The laws set time limits for how long you have to bring various kinds of claims, including claims related to spills or contamination. But because contamination can go undiscovered for years, some environmental laws permit the extension of that limitation period for claims relating to harm resulting from the release of a substance into the environment. Alberta’s Environmental Protection and Enhancement Act has such a provision (Sec. 218), but it’s unclear when a court should grant such an extension under this section. A recent decision spells out a two-part test for such determinations. Here’s a look at that test.
What Happened: When a company bought lands consisting of commercial buildings, two parking lots and a surrounding landscaped area, it knew that a gas station used to be operated on the site. But an environmental assessment found no significant contamination. However, a number of years later, after the company got an offer to buy the lands, another environmental assessment found contamination at a level that required remediation. The company spent about $400,000 on remediation and then sued the prior gas station operator to recoup the costs. The gas company asked the court to dismiss the lawsuit, arguing that the 10-year limitation period had expired.

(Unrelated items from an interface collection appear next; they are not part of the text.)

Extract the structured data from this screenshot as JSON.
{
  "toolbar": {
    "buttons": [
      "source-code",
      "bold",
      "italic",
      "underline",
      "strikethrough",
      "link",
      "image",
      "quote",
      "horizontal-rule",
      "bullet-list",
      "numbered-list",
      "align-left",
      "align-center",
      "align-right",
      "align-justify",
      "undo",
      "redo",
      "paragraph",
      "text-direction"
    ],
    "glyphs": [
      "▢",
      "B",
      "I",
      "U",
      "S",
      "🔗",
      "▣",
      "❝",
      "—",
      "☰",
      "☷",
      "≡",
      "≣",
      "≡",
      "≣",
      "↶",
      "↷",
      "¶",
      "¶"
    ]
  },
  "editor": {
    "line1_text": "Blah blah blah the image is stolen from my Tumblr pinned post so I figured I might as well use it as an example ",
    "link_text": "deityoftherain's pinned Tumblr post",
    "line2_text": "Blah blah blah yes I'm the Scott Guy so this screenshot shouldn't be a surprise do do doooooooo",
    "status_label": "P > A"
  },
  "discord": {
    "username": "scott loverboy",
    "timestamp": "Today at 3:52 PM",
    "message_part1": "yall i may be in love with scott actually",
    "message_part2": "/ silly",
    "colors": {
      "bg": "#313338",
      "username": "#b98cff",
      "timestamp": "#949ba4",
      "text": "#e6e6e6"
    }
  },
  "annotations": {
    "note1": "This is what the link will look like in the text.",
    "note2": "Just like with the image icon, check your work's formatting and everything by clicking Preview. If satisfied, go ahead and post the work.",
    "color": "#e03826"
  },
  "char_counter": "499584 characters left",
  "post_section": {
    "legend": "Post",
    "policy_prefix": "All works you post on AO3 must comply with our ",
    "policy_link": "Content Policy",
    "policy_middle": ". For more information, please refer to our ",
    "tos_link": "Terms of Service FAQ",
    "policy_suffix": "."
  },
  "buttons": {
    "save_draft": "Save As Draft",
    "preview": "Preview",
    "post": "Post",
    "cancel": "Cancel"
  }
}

What the Court Decided: The Alberta Court of Queen’s Bench granted an extension of the limitation period, subject to final resolution of the issue at trial.
The Court’s Reasoning: The court explained that Sec. 218 authorizes a judge to extend a limitation period for the commencement of a civil lawsuit when the basis for that lawsuit is “an alleged adverse effect,” such as damage to the environment, resulting from “the alleged release of a substance into the environment.” Sec. 218 spells out the factors a court must consider when such an extension is requested:
- When the alleged adverse effect occurred;
- Whether the alleged adverse effect should’ve been discovered by the claimant had the claimant exercised due diligence in ascertaining the presence of the alleged adverse effect and whether the claimant exercised such due diligence;
- Whether extending the limitation period would prejudice the defendant’s ability to defend itself on the merits; and
- Any other criteria the court considers to be relevant.
But the Act doesn’t specify the procedure to be used for applications for extensions under Sec. 218. So the court developed this two-step analysis:
Step #1: Is there sufficient evidence on the Sec. 218 factors to grant an extension of the limitation period? In this case, the court found that the time frame involved was not so long ago that it would be unfair to allow the action to proceed. It also concluded that the company/property owner had exercised diligence in ascertaining the presence of the contamination allegedly caused by the prior gas station on the site by getting an environmental assessment done before buying the land. And there was no evidence that an extension of the limitation period would prejudice the gas company’s ability to later defend itself on the merits.
Step #2: If there isn’t enough evidence or if there is sufficient evidence but an issue for trial could be determined prematurely, has the claimant shown a “good arguable case” for an extension? Here, the court found that the company/property owner had made a good arguable case for an extension. But because there were some merit-based implications as to its ruling on the company’s due diligence, the court granted an extension of the limitation period subject to a final determination of the issue at trial [Lakeview Village Professional Centre Corp. v. Suncor Energy Inc.,  ABQB 288 (CanLII), May 19, 2016].
The court explained that its two-part test balances a party’s legitimate interest in knowing whether to spend further resources on its claim with the need to weed out cases that are trying to “abuse the system.” Although it’s good to be aware of mechanisms such as Sec. 218 that allow for the extension of the limitation period for certain environmental claims, it’s important to remember that such mechanisms don’t eliminate the need for you to exercise due diligence to uncover contamination as soon as possible. For example, if you buy land previously used for industrial purposes without conducting an environmental assessment and then discover contaminated soil 15 years later by shear luck, a court is unlikely to grant you an extension of the limitation period. (Note that although the Lakeview Village decision applies only to lawsuits brought in Alberta, the laws in other jurisdictions, such as ON and SK, also have provisions that extend limitation periods for environmental claims. So courts in those jurisdictions might look to this case for guidance.)